Who must be stopped...
In terms of scoring runs this season, the Braves, Mets and Phillies have all driven in between 60-70 runners. The three teams have also performed similarly in getting on base, being in scoring position and collecting extra-base hits.
Therefore, as is often the case, the big difference in these series will likely be how each team contains the other team's top performers who, currently, are as follows...
Braves SS Dansby Swanson, who has hit in nine of the team's 11 games this season. He has knocked more than half of his season-total 15 RBI during the past three games.
Braves 1B Freddie Freeman, who - similar to Swanson - has hit in all but one of his team's games this season. Freeman has just one home run, but he is batting .400 with a .520 OBP.
Braves LHP Sean Newcomb, who will pitch Saturday against Jason Vargas. Newcomb has allowed just two runs during his 11 innings pitched this season. Meanwhile, Vargas has allowed six runs in 12 innings.
Phillies RHP Jake Arietta, who is on schedule to start against the Mets when the two teams meet up next week in Philadelphia. Arrieta, 33, is 1-1 with a 2.77 ERA and looking like he did with the Cubs before joining the Phillies.
What needs to happen...
I still believe after 162 games, the final NL East standings will look similar to what they are entering play today...
The goal at the end of this run - and to avoid leaning in to the crosshairs - should be to at least win six of these 10 games. This would mean being 14-10 -- even if it's losing two of three to Cardinals, who the Mets play in the middle of tackling their NL East rivals. Flip that and the Mets finish this stretch - at home, in front of fans and local media - at 12-12, at which point every article and fan fear will revolve around the potential of dipping below .500, despite starting the year 5-1.
The point is, while it's early, narrative and perception has the potential to play a major role in how a season goes in New York, especially Citi Field. So, here's to keeping it basic, winning series and never looking back...

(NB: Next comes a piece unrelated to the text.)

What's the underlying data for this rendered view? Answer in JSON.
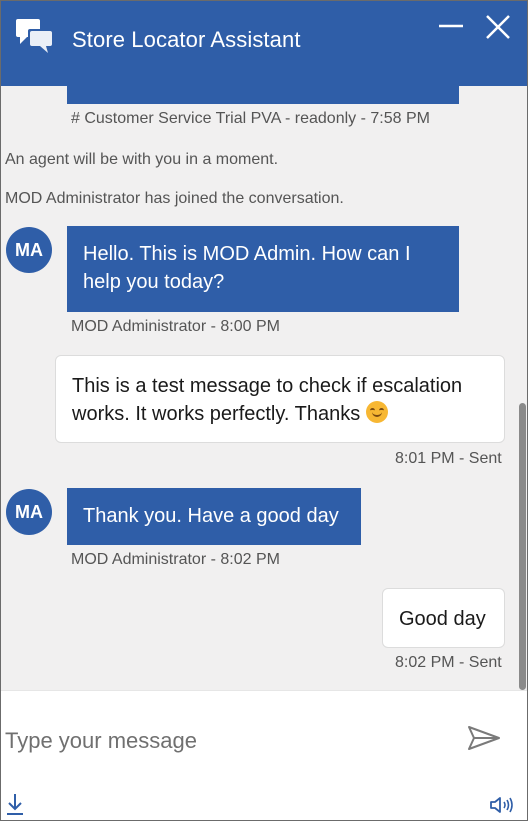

Matthew Cerrone (Facebook | Twitter | Instagram | Contact) is lead writer of MetsBlog.com, which he created in 2003. He also hosts the MetsBlog Podcast, which you can subscribe to here. His new book, The New York Mets Fans' Bucket List, details 44 things every Mets fan should experience during their lifetime. To check it out, click here!